Former Seattle police chief Carmen Best said on a podcast this week that the Capitol Hill Occupied Protest zone was more violent than the media depicted. 


Former Seattle police chief Carmen Best said on a podcast this week that the Capitol Hill Occupied Protest (CHOP) zone during Seattle’s Black Lives Matter uprising was more violent than the media depicted.

Best told Jerry Ratcliffe on his podcast “Reducing Crime” that “destructive behavior” in CHOP was not adequately documented by the media, which resulted in people thinking it was “peaceful.” She continued:

And the other thing that I found very curious during that time frame was that the destructive behavior, for whatever reason, I’m not sure if there’s a political reason or otherwise, did not get the level of publicity or media attention as … I would read stories about the peaceful protests. I go, ‘Well, part of it was peaceful.’ But I was standing 20 feet away from a hail of rocks. I was looking right at them hail down, feet from me.

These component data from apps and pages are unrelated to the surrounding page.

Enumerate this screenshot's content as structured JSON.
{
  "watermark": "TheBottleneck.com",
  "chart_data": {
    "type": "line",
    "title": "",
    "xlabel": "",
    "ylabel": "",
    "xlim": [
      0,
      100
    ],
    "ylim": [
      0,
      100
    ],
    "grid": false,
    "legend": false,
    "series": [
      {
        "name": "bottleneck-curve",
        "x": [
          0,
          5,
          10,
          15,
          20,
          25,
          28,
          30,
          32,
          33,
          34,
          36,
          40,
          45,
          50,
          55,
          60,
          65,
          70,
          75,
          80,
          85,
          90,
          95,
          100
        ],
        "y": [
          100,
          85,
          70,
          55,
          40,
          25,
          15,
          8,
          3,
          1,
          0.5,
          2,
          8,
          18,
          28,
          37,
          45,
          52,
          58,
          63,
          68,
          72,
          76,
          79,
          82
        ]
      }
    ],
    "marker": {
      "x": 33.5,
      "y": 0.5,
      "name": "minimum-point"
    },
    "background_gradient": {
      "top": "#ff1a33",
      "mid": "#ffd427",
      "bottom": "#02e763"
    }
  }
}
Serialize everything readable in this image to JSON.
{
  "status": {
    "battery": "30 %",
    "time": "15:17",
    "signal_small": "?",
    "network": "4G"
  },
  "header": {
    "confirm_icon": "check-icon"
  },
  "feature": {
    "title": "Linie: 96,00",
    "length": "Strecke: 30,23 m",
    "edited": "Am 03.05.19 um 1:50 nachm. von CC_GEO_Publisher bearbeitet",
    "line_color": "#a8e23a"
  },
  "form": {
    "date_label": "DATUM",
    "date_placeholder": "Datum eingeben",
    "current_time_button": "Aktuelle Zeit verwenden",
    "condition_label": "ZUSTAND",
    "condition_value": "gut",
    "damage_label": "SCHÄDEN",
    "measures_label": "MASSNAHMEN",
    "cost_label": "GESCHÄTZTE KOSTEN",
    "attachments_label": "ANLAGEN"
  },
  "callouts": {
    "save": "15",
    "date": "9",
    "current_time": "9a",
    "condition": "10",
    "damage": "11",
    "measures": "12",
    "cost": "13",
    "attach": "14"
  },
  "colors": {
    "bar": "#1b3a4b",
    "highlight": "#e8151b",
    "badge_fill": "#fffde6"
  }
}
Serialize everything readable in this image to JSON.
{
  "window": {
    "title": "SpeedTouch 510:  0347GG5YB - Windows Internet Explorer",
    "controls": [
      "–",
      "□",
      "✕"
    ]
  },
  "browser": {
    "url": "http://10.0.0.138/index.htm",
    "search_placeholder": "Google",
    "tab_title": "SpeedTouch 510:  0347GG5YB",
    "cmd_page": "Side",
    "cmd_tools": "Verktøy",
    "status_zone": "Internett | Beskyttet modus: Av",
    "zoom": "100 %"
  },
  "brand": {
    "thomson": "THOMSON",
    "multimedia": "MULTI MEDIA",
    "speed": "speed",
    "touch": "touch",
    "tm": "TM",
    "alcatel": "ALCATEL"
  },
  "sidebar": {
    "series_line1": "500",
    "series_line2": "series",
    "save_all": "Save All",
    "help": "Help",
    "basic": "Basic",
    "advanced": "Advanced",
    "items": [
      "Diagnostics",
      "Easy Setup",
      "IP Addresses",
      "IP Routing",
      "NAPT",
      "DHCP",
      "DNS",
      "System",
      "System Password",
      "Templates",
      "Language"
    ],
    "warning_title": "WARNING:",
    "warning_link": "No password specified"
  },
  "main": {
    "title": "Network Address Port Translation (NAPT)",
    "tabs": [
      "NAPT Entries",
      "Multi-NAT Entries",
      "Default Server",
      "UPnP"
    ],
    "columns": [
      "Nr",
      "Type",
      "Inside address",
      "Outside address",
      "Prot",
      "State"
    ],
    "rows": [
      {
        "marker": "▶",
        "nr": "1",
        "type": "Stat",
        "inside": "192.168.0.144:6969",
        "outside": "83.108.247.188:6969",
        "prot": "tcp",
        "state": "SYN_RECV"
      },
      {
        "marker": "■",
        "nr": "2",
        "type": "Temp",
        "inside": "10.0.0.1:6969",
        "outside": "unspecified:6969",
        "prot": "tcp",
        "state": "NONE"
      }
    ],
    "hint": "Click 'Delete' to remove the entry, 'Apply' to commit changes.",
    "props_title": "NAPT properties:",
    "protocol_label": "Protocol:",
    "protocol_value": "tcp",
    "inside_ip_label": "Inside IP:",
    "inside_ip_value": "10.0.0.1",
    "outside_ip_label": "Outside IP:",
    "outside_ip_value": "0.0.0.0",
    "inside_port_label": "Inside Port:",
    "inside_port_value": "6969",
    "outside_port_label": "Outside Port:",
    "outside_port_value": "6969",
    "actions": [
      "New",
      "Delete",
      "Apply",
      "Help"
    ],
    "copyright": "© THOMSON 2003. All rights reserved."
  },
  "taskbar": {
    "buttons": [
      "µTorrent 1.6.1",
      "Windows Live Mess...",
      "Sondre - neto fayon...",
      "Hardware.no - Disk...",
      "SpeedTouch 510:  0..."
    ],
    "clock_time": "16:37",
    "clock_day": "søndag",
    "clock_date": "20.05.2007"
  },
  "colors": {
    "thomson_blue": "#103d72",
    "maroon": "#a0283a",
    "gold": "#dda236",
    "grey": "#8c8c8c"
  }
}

CHOP, which later became known as the Capitol Hill Autonomous Zone (CHAZ), was six blocks long. BLM protestors established the area after the police retreated from its East Precinct. Two people were killed in the area and there were several shootings. Businesses and residents sued the city over the summer for not taking action on the lawless protest ground.

The former chief said there was a great deal of “gaslighting” by the media. National outlets often attempted to conceal the madness inside the autonomous zone. The New York Times defined it as a “homeland for racial justice” in an article with the headline “Free Food, Free Speech, and Free Police.” CNN said conservative media “grossly exaggerated” the violence in Seattle.

In a Seattle Times article titled “Dubbed a ‘lawless state’ by some, the CHAZ or CHOP, Seattle’s newest neighborhood, tries to create its own narrative,” reporter Paul Roberts wrote, “But on this particular afternoon, many of the members of that ‘lawless state’ seemed less focused on defying the establishment than in recreating elements of that establishment in ways that advance the goals of the new community.”

“Indeed, for some conservative commentators and parts of the political establishment, the occupation of this small stretch of Seattle has become the latest symbol of failed progressive politics and the unchecked rise of anarchy and protests,” Roberts said.

In August, Best abruptly resigned after Seattle’s city council decided to cut funding to the police department. Interim Police Chief Adrian Diaz announced last week that nearly 20 percent of Seattle’s police force has left in the past year and a half. The homicide rate increased in the city to a 26-year-high and the number of deployable officers fell to 1,200 — the lowest since 1990.

Jason Rantz, a Seattle-based talk show host on KTTH Radio, told The Federalist that the city’s newspaper and television station “did little more than print propaganda press releases for activists.”

“It was embarrassing. It meant the public was told abject lies about what was happening inside CHOP. A few of us were honest about it and got labeled as liars and propagandists,” he said. “Then two kids were murdered inside CHOP, making it impossible for the media to ignore it. But they still have learned few lessons and so many outlets continue to push fringe activist propaganda because they either believe in it or are too scared to push against it.”